Guam – Congressman Gregorio Kilili Camacho Sablan announced today that both the U.S. Senate and House have voted in favor of an amendment to the minimum wage law that he submitted after consultation with the Hotel Association of the Northern Mariana Islands and the Saipan Chamber of Commerce. The amendment provides for the annual 50¢ increase in minimum wage every September 30 to be skipped in 2011 and then resume in 2012. The bill now goes to the President for his signature.
Sablan has been working with HANMI and the Chamber since April when the Government Accountability Office issued a report expressing uncertainty about the economic impact of the annual 50¢ increases that began in 2007.
“With today’s increase of 50¢, bringing us to $5.05 per hour here in the Northern Mariana Islands,” Sablan explained, “businesses that are primarily employing minimum wage workers have experienced a 66 percent increase in their labor costs in just three years.
“That is a very substantial change in the cost of doing business.
“Even GAO, with its highly skilled economic analysts, was reluctant to predict exactly what would happen if the minimum wage continued to go up at this fast pace.
“On the other hand, the minimum wage increases have been very beneficial to workers.
“GAO found that residents of the NMI earning minimum wage have been able to keep ahead of inflation over the last several years.
“The amendment we got through Congress today represents a reasonable compromise and a cautious policy. Workers will get their raise, which business has been expecting and has budgeted for.
“Businesses will get some breathing room next year.
“And GAO and other analysts, here and in Washington, will have more time to collect data and observe just how the economy is adjusting to the increased cost of labor.”
HANMI President Nick Nishikawa and Chamber President Douglas Brennan wrote to Sablan in June expressing their support for the one-year break on behalf of their membership.

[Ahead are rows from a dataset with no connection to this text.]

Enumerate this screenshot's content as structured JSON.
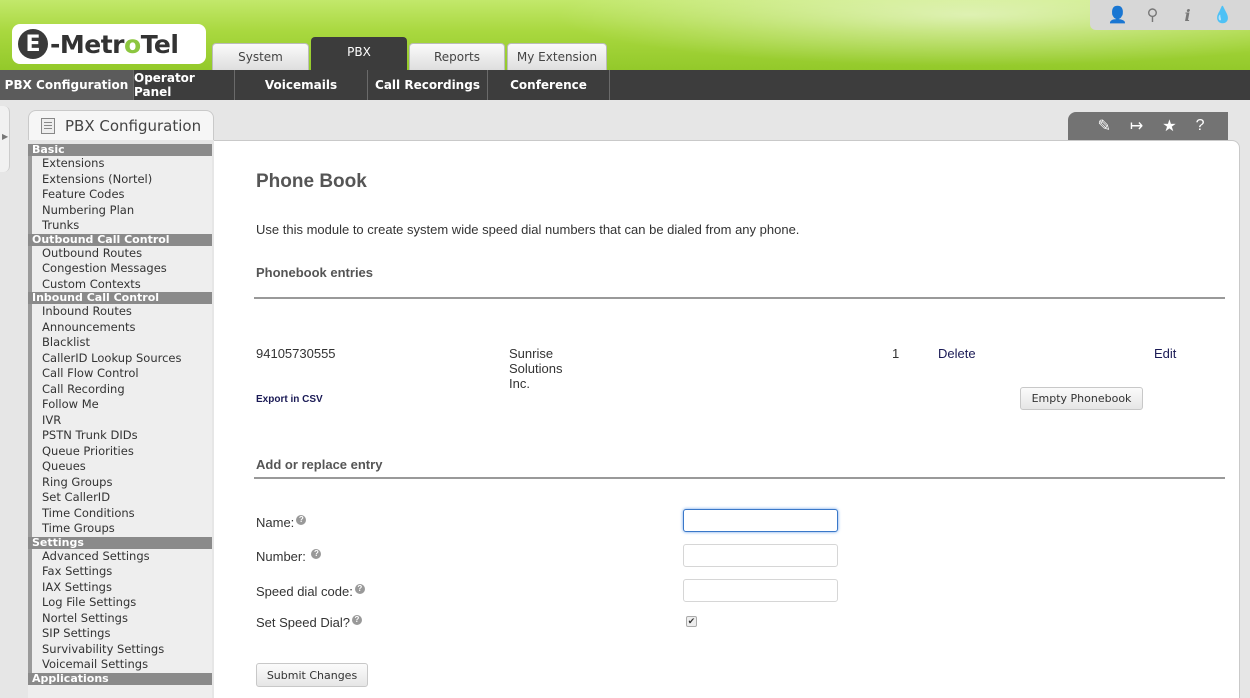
{
  "brand": {
    "logo_letter": "E",
    "logo_text_pre": "-Metr",
    "logo_text_o": "o",
    "logo_text_post": "Tel"
  },
  "top_icons": [
    "user-icon",
    "search-icon",
    "info-icon",
    "drop-icon"
  ],
  "tabs": [
    {
      "label": "System",
      "active": false
    },
    {
      "label": "PBX",
      "active": true
    },
    {
      "label": "Reports",
      "active": false
    },
    {
      "label": "My Extension",
      "active": false
    }
  ],
  "menubar": [
    {
      "label": "PBX Configuration",
      "active": true
    },
    {
      "label": "Operator Panel",
      "active": false
    },
    {
      "label": "Voicemails",
      "active": false
    },
    {
      "label": "Call Recordings",
      "active": false
    },
    {
      "label": "Conference",
      "active": false
    }
  ],
  "module_tab": {
    "label": "PBX Configuration"
  },
  "sidebar": {
    "sections": [
      {
        "title": "Basic",
        "items": [
          "Extensions",
          "Extensions (Nortel)",
          "Feature Codes",
          "Numbering Plan",
          "Trunks"
        ]
      },
      {
        "title": "Outbound Call Control",
        "items": [
          "Outbound Routes",
          "Congestion Messages",
          "Custom Contexts"
        ]
      },
      {
        "title": "Inbound Call Control",
        "items": [
          "Inbound Routes",
          "Announcements",
          "Blacklist",
          "CallerID Lookup Sources",
          "Call Flow Control",
          "Call Recording",
          "Follow Me",
          "IVR",
          "PSTN Trunk DIDs",
          "Queue Priorities",
          "Queues",
          "Ring Groups",
          "Set CallerID",
          "Time Conditions",
          "Time Groups"
        ]
      },
      {
        "title": "Settings",
        "items": [
          "Advanced Settings",
          "Fax Settings",
          "IAX Settings",
          "Log File Settings",
          "Nortel Settings",
          "SIP Settings",
          "Survivability Settings",
          "Voicemail Settings"
        ]
      },
      {
        "title": "Applications",
        "items": []
      }
    ]
  },
  "main": {
    "title": "Phone Book",
    "description": "Use this module to create system wide speed dial numbers that can be dialed from any phone.",
    "entries_heading": "Phonebook entries",
    "entries": [
      {
        "number": "94105730555",
        "name": "Sunrise Solutions Inc.",
        "speed_dial": "1",
        "delete_label": "Delete",
        "edit_label": "Edit"
      }
    ],
    "export_label": "Export in CSV",
    "empty_label": "Empty Phonebook",
    "form_heading": "Add or replace entry",
    "form": {
      "name_label": "Name:",
      "number_label": "Number:",
      "speed_label": "Speed dial code:",
      "set_speed_label": "Set Speed Dial?",
      "name_value": "",
      "number_value": "",
      "speed_value": "",
      "set_speed_checked": "✔",
      "submit_label": "Submit Changes"
    }
  }
}
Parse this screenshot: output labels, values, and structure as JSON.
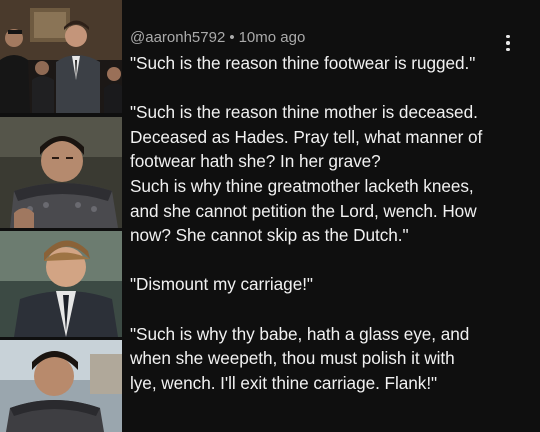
{
  "comment": {
    "author": "@aaronh5792",
    "separator": "•",
    "timestamp": "10mo ago",
    "paragraphs": [
      "\"Such is the reason thine footwear is rugged.\"",
      "\"Such is the reason thine mother is deceased.\nDeceased as Hades. Pray tell, what manner of\nfootwear hath she? In her grave?\nSuch is why thine greatmother lacketh knees,\nand she cannot petition the Lord, wench. How\nnow? She cannot skip as the Dutch.\"",
      "\"Dismount my carriage!\"",
      "\"Such is why thy babe, hath a glass eye, and\nwhen she weepeth, thou must polish it with\nlye, wench. I'll exit thine carriage. Flank!\""
    ]
  },
  "icons": {
    "more": "more-vertical-icon"
  },
  "colors": {
    "background": "#0f0f0f",
    "text": "#f1f1f1",
    "meta": "#aaaaaa"
  }
}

“We ask that you support a one-year moratorium on the annual 50-cent increase scheduled for calendar year 2011,” they wrote, “and that the impact of the minimum wage rate increases in the Commonwealth be again studied and reported back to Congress by the General Accountability Office in 2012, prior to the resumption of the increases.”
“It’s a wise course of action,” Congressman Sablan agreed. “We keep a close eye on the economic impact, using the experts at GAO as a resource.
“We make sure we don’t do anything that would cost our economy jobs. But we also make sure that the people in those jobs are being paid fairly and are receiving a dignified wage for their work.”
Under the wire legislation
The minimum wage amendment, which also halts minimum wage increases in American Samoa, was amended to H.R. 3940 in the Senate on Tuesday. H.R. 3940 allows for federal funding of public education to consider Guam’s political status and was authored by Guam Congresswoman Madeleine Z. Bordallo.
The territorial package faced numerous obstacles raised by Senate Republicans, but was eventually approved by unanimous consent in the closing hour of business.
On Wednesday the amended bill was transmitted to the House and again faced procedural barriers. The House was speeding toward passage of a must-pass spending bill to keep the federal government in operation after October 1 and the agenda was filled with legislation that members wanted action on before leaving for the campaign trail.
“We were very fortunate to have good working relationships with my Education and Labor Committee Chairman George Miller, who is an influential member of the leadership and skilled at the procedure of the House, and with my Natural Resources Chairman Nick Rahall, who is also a practiced hand,” said Sablan.
“Our territorial partners Chairwoman Bordallo and Chairman Faleomavaega are, also, very experienced and great to work with,” he added. “Chairman Faleomavaega deserves great credit for his calls to Majority Leader Harry Reid and other key decision-makers.”
“There really is no substitute for experience when it comes to getting things done in Congress.”
It was after midnight when the final roll call vote of the day was taken in the House, approving H.R. 3940. It passed 386 to 5.